If you are torn between deciding whether an assisted living facility or if caring for the person at home is the best choice, here are some important things to consider to help you narrow down the overwhelming options:
Cost Factors: Cost is a very influential factor for many. Nursing home costs can be very expensive, many charging over one hundred dollars per day. However, the cost alone should not be a reason to completely disregard the possibility. There are many different programs available to help finance the transition. If the person owns his or her own home or has other assets, these assets can be used to pay for the assisted living facility care. Remember that there may also be costs associated with taking care of the person at home, such as lost wages from taking time off from work, hiring a nurse, making modifications to the property, as well as the costs of any medical equipment.

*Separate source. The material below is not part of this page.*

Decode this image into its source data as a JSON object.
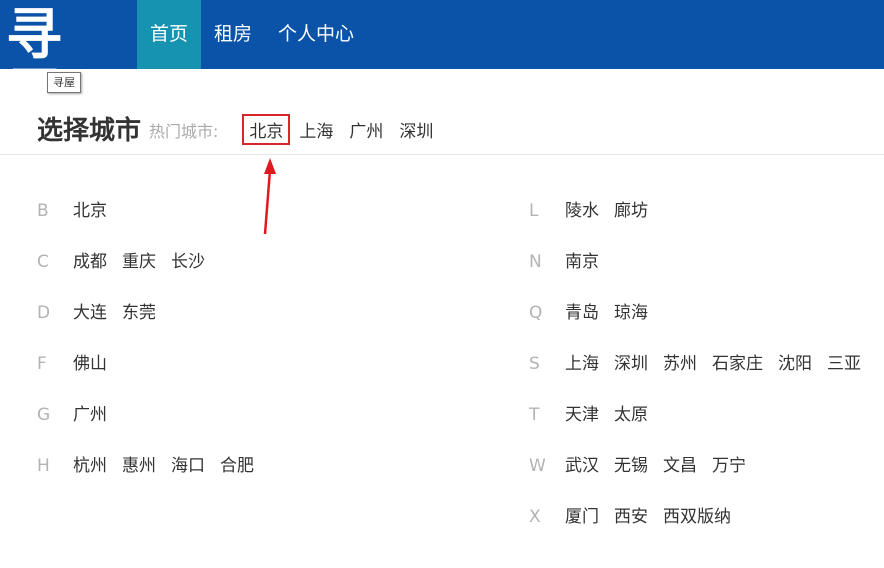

As you can see, there are many different factors to consider when deciding which type of care is best for your loved one. Ultimately, the most important things to remember is that your loved one gets the care he or she needs and deserves and provides a safe and comfortable environment to live in.
Choosing Between Home Care and a Nursing Home
Home care generally refers to health care or support provided in the patient's home, but this term is usually applied to non-medical care or custodian care provided by persons who are not licensed medical personnel. Family and friends, who are referred to as caregivers, primary caregiver or voluntary caregiver in this context, can also provide home care. Mostly, however, services are provided by agencies or independent providers.
Seniors comprise the majority of the recipients of home care. Of these, studies show that more women than men need in home senior care. There are other individuals who would typically use this service, such as people with disabilities or special needs and people recovering from major surgeries.
This type of care makes it possible to remain at home and in the environment they are most comfortable with instead of using long-term institution-based nursing care. It allows them to be near loved ones and gives them a feeling of living a "normal" life as opposed to long term stays in a hospice or nursing home. There is also a variety of options available for home care services, depending on the type and frequency of assistance needed.
Billing can be on an hourly, daily or weekly basis with payment coming from the patient and his or her family members or through a variety of public and privates sources. Professional health care services are usually ordered by a doctor and may be covered with insurance. Some community organizations, such as the local cancer society or Alzheimer's association, may also provide funding to help pay for home care services.